● **Your objective**
In the listing below, identify each line with the word "content" and return those lines.
= = = = = = =
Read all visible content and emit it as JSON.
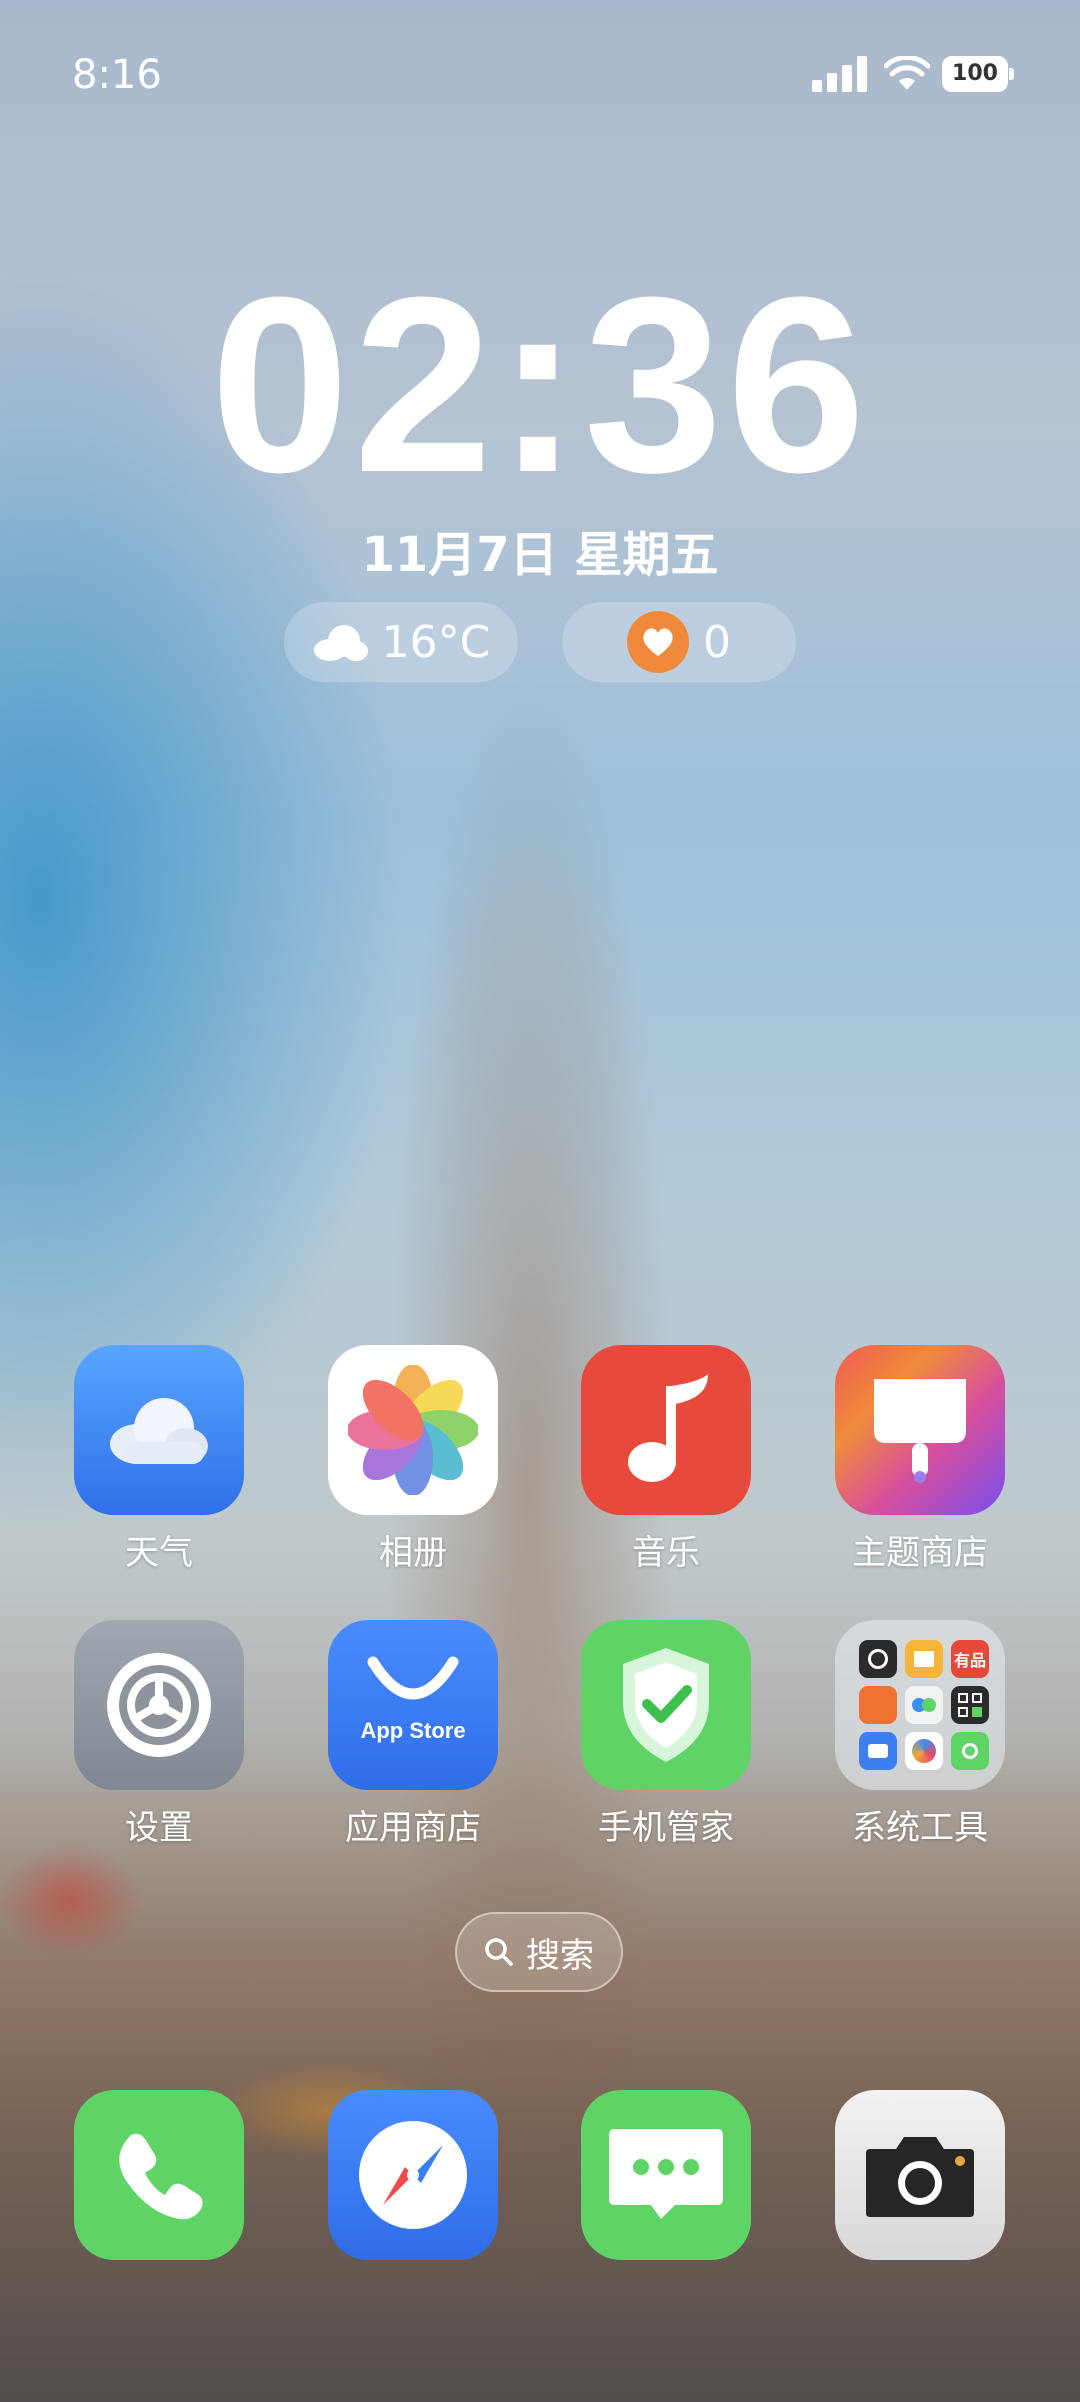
{
  "status_bar": {
    "time": "8:16",
    "battery": "100",
    "icons": [
      "signal-icon",
      "wifi-icon",
      "battery-icon"
    ]
  },
  "lock_widget": {
    "clock": "02:36",
    "date": "11月7日 星期五",
    "weather": {
      "icon": "cloud-icon",
      "temperature": "16°C"
    },
    "health": {
      "icon": "heart-hands-icon",
      "value": "0"
    }
  },
  "apps": {
    "row1": [
      {
        "label": "天气",
        "icon": "weather-icon"
      },
      {
        "label": "相册",
        "icon": "photos-icon"
      },
      {
        "label": "音乐",
        "icon": "music-icon"
      },
      {
        "label": "主题商店",
        "icon": "theme-store-icon"
      }
    ],
    "row2": [
      {
        "label": "设置",
        "icon": "settings-gear-icon"
      },
      {
        "label": "应用商店",
        "icon": "app-store-icon",
        "icon_text": "App Store"
      },
      {
        "label": "手机管家",
        "icon": "phone-manager-shield-icon"
      },
      {
        "label": "系统工具",
        "icon": "folder-icon",
        "mini_apps": [
          "clock",
          "books",
          "youpin",
          "mall",
          "toggle",
          "qr",
          "wallet",
          "browser",
          "recorder"
        ],
        "mini_texts": {
          "youpin": "有品"
        }
      }
    ]
  },
  "search": {
    "label": "搜索",
    "icon": "search-icon"
  },
  "dock": [
    {
      "icon": "phone-icon"
    },
    {
      "icon": "browser-compass-icon"
    },
    {
      "icon": "messages-icon"
    },
    {
      "icon": "camera-icon"
    }
  ],
  "colors": {
    "weather_bg": "#3d7ef3",
    "music_bg": "#e74a3d",
    "green_bg": "#5fd466",
    "settings_bg": "#8f97a2",
    "appstore_bg": "#3b7ff5",
    "camera_bg": "#e6e6e6"
  }
}
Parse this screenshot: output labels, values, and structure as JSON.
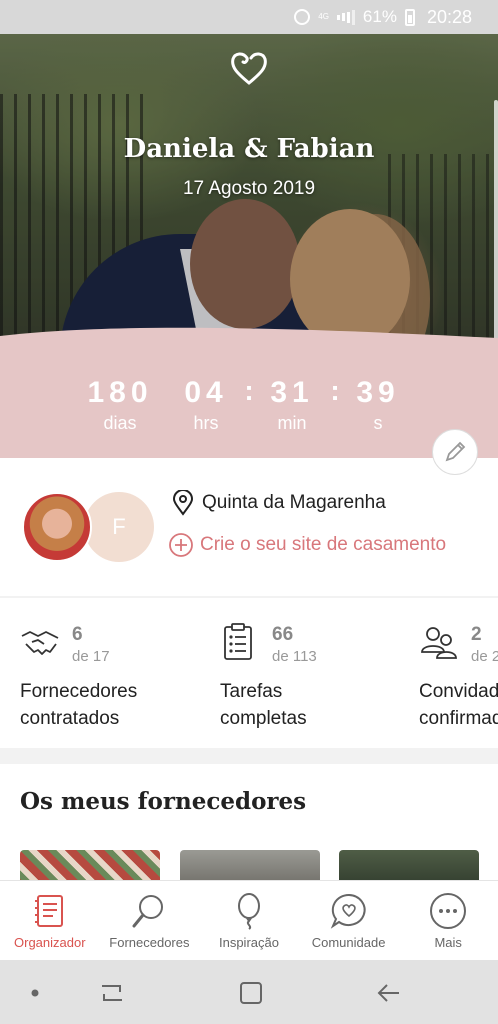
{
  "status_bar": {
    "network": "4G",
    "battery": "61%",
    "time": "20:28"
  },
  "hero": {
    "names": "Daniela & Fabian",
    "date": "17 Agosto 2019"
  },
  "countdown": {
    "days": "180",
    "days_label": "dias",
    "hours": "04",
    "hours_label": "hrs",
    "minutes": "31",
    "minutes_label": "min",
    "seconds": "39",
    "seconds_label": "s",
    "separator": ":"
  },
  "profile": {
    "partner_initial": "F",
    "venue": "Quinta da Magarenha",
    "create_site": "Crie o seu site de casamento"
  },
  "stats": [
    {
      "count": "6",
      "total": "de 17",
      "title_line1": "Fornecedores",
      "title_line2": "contratados",
      "icon": "handshake-icon"
    },
    {
      "count": "66",
      "total": "de 113",
      "title_line1": "Tarefas",
      "title_line2": "completas",
      "icon": "clipboard-checklist-icon"
    },
    {
      "count": "2",
      "total": "de 2",
      "title_line1": "Convidados",
      "title_line2": "confirmados",
      "icon": "guests-icon"
    }
  ],
  "suppliers": {
    "title": "Os meus fornecedores"
  },
  "bottom_nav": [
    {
      "label": "Organizador",
      "icon": "notebook-icon",
      "active": true
    },
    {
      "label": "Fornecedores",
      "icon": "magnifier-icon",
      "active": false
    },
    {
      "label": "Inspiração",
      "icon": "balloon-icon",
      "active": false
    },
    {
      "label": "Comunidade",
      "icon": "chat-heart-icon",
      "active": false
    },
    {
      "label": "Mais",
      "icon": "more-dots-icon",
      "active": false
    }
  ],
  "colors": {
    "accent": "#d9534f",
    "countdown_bg": "#e5c6c6",
    "link": "#d8777b"
  }
}
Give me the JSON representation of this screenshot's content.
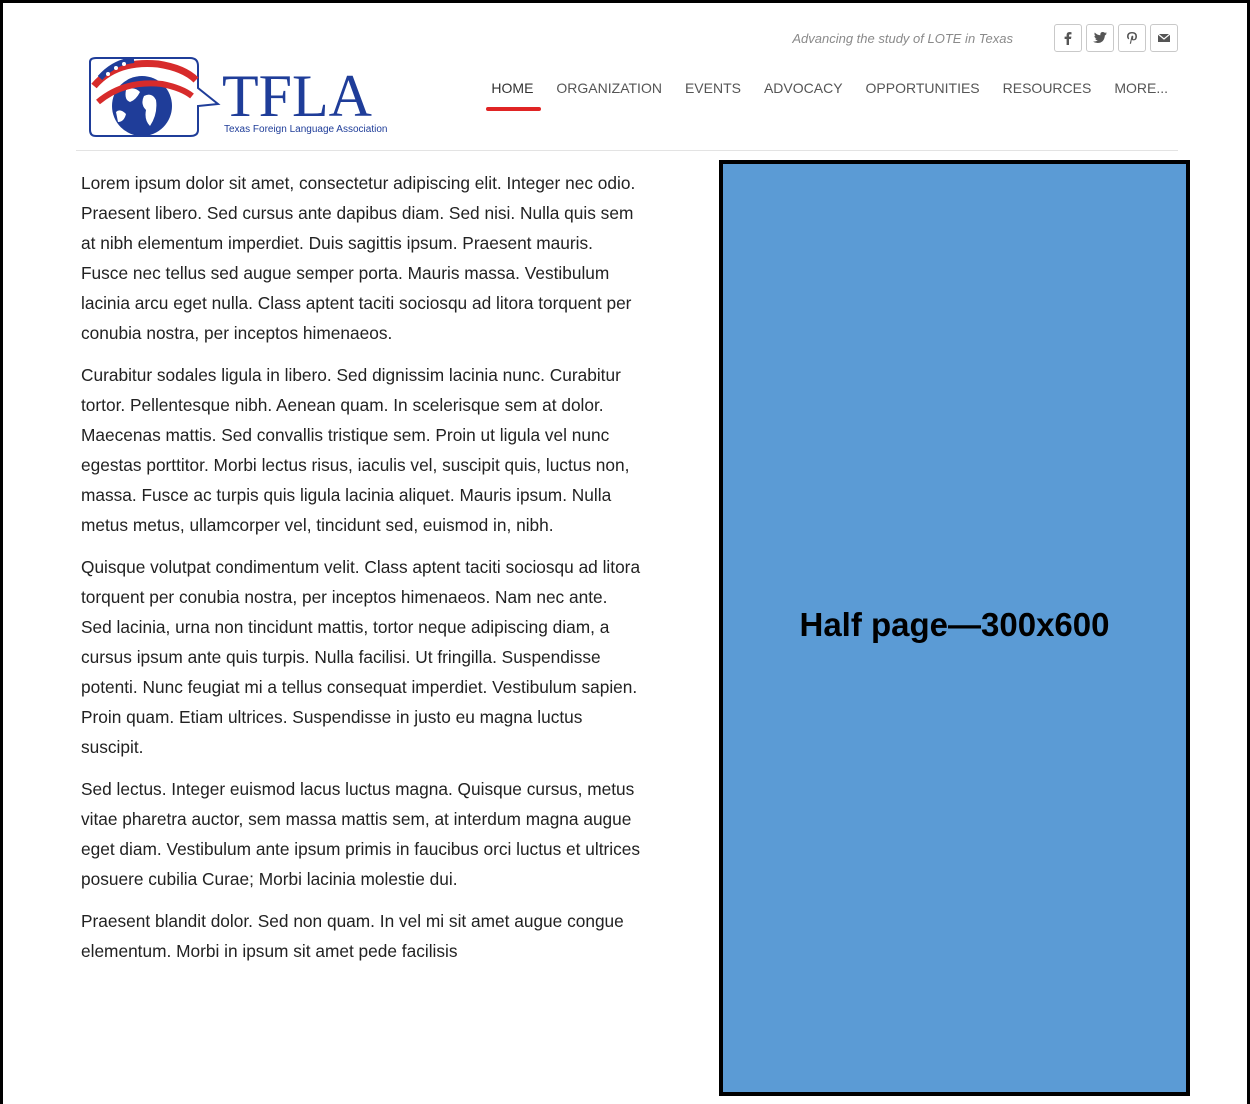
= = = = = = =
● **The answer**
Read all visible content and emit it as JSON.
Give me the JSON representation of this screenshot's content.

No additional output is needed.